It happens every year: the battle with Christmas food. From October to December, supermarkets seem to be full of Christmas-inspired treats. Mince pies, pannetone, special breads, not to mention brandy butter, brandy cream, three-meat roasts. It doesn't end.
Christmas is supposed to be a time of fun, indulgence, and family, but it can get you down when you can't fit into the clothes you've received as Christmas presents because you've over done it.
In a bid to beat the Christmas bulge, I've decided to make a few changes in the run up to Christmas, so I look my shining best during the festive period, and won't have to hurriedly diet before New Years Eve.
Firstly, be realistic.
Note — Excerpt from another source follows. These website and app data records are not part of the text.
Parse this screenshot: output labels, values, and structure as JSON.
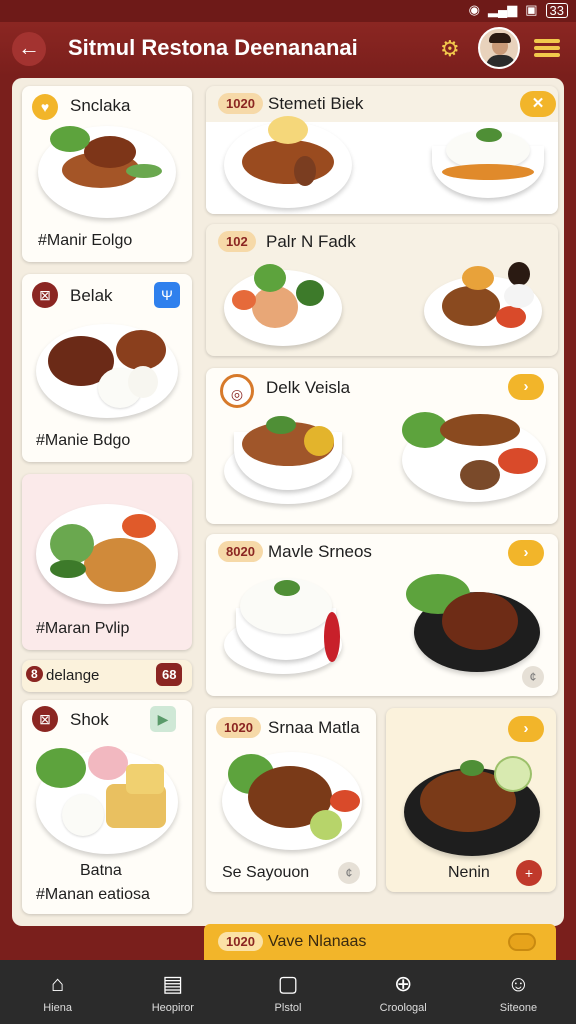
{
  "status_bar": {
    "battery": "33"
  },
  "header": {
    "title": "Sitmul Restona Deenananai"
  },
  "cards": {
    "c1": {
      "title": "Snclaka",
      "caption": "#Manir Eolgo"
    },
    "c2": {
      "badge": "1020",
      "title": "Stemeti Biek"
    },
    "c3": {
      "title": "Belak",
      "caption": "#Manie Bdgo"
    },
    "c4": {
      "badge": "102",
      "title": "Palr N Fadk"
    },
    "c5": {
      "caption": "#Maran Pvlip"
    },
    "c6": {
      "title": "Delk Veisla"
    },
    "c7": {
      "badge": "8",
      "title": "delange",
      "right_badge": "68"
    },
    "c8": {
      "badge": "8020",
      "title": "Mavle Srneos"
    },
    "c9": {
      "title": "Shok",
      "caption1": "Batna",
      "caption2": "#Manan eatiosa"
    },
    "c10": {
      "badge": "1020",
      "title": "Srnaa Matla",
      "caption": "Se Sayouon"
    },
    "c11": {
      "caption": "Nenin"
    }
  },
  "banner": {
    "badge": "1020",
    "label": "Vave Nlanaas"
  },
  "nav": [
    {
      "label": "Hiena",
      "icon": "home-icon"
    },
    {
      "label": "Heopiror",
      "icon": "menu-book-icon"
    },
    {
      "label": "Plstol",
      "icon": "tablet-icon"
    },
    {
      "label": "Croologal",
      "icon": "globe-icon"
    },
    {
      "label": "Siteone",
      "icon": "person-icon"
    }
  ],
  "colors": {
    "primary": "#8b2622",
    "accent": "#f2b52a",
    "nav": "#2b2b2b",
    "panel": "#f4ede0"
  }
}
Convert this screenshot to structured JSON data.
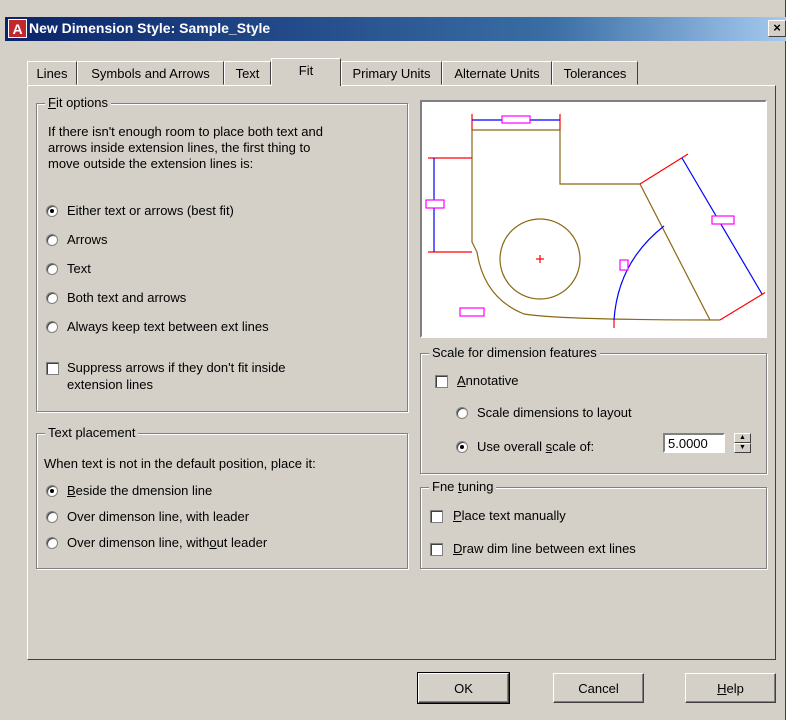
{
  "window": {
    "icon_letter": "A",
    "title": "New Dimension Style: Sample_Style",
    "close_glyph": "×"
  },
  "tabs": [
    {
      "label": "Lines"
    },
    {
      "label": "Symbols and Arrows"
    },
    {
      "label": "Text"
    },
    {
      "label": "Fit",
      "active": true
    },
    {
      "label": "Primary Units"
    },
    {
      "label": "Alternate Units"
    },
    {
      "label": "Tolerances"
    }
  ],
  "fit_options": {
    "title_prefix": "F",
    "title_rest": "it options",
    "description": [
      "If there isn't enough room to place both text and",
      "arrows inside extension lines, the first thing to",
      "move outside the extension lines is:"
    ],
    "options": [
      {
        "label": "Either text or arrows (best fit)",
        "selected": true
      },
      {
        "label": "Arrows",
        "selected": false
      },
      {
        "label": "Text",
        "selected": false
      },
      {
        "label": "Both text and arrows",
        "selected": false
      },
      {
        "label": "Always keep text between ext lines",
        "selected": false
      }
    ],
    "suppress_label": [
      "Suppress arrows if they don't fit inside",
      "extension lines"
    ],
    "suppress_checked": false
  },
  "text_placement": {
    "title": "Text placement",
    "description": "When text is not in the default position, place it:",
    "options": [
      {
        "pre": "",
        "u": "B",
        "post": "eside the dmension line",
        "selected": true
      },
      {
        "pre": "Over dimenson line, with leader",
        "u": "",
        "post": "",
        "selected": false
      },
      {
        "pre": "Over dimenson line, with",
        "u": "o",
        "post": "ut leader",
        "selected": false
      }
    ]
  },
  "scale": {
    "title": "Scale for dimension features",
    "annotative_u": "A",
    "annotative_rest": "nnotative",
    "annotative_checked": false,
    "layout_label": "Scale dimensions to layout",
    "layout_selected": false,
    "overall_pre": "Use overall ",
    "overall_u": "s",
    "overall_post": "cale of:",
    "overall_selected": true,
    "overall_value": "5.0000"
  },
  "fine_tuning": {
    "title_pre": "Fne ",
    "title_u": "t",
    "title_post": "uning",
    "manual_u": "P",
    "manual_rest": "lace text manually",
    "manual_checked": false,
    "dimline_u": "D",
    "dimline_rest": "raw dim line between ext lines",
    "dimline_checked": false
  },
  "buttons": {
    "ok": "OK",
    "cancel": "Cancel",
    "help_u": "H",
    "help_rest": "elp"
  },
  "colors": {
    "title_bar": "#0a246a",
    "dialog_bg": "#d4d0c8",
    "preview_geometry": "#8b6914",
    "preview_dimension": "#0000ff",
    "preview_extension": "#ff0000",
    "preview_text_box": "#ff00ff"
  }
}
It's pointless making goals like waking up at 5am to exercise before work. It's not feasible, nor will you be as productive at early hours, and you're more likely to dread exercise, rather than embrace it.
Get into a routine. Once you've taken the first step, turn it into a habit. If you start to exercise in the mornings, make sure you do it regularly. If you work out after work, try and stick to it. The body loves routine because it helps to regulate sleep patterns, which in turn makes you happier during the hours you need to be awake and alert for.
Push yourself. It sound a bit scary, but no one ever got anywhere by doing things by half.
Commit. Why not? We make small sacrifices in life, so we can enjoy bigger and better rewards, so why not do the same this Christmas? It may be a bit frustrating, not being able to eat the mince pies going round the office, but you'll be thankful when you get to eat to your heart's content on Christmas day.
Do it with a friend.
It has been reported that dieting or having a gym buddy, increases your likelihood of sticking to a plan because it taps into your competitive streak. I have friends who work out with fellow mates and they see each other as personal trainers, who push each other in the gym. However you look at it, beating the bulge with a friend makes it more fun.
Make healthier choices.
If you only make one change try running. It's simple and will yield results quickly. Countless times have I gone for a jog, and it has turned into a medal worthy run. Running is addictive, and there's something satisfying in the simplicity of pulling on a pair of trainers and getting rather sweaty.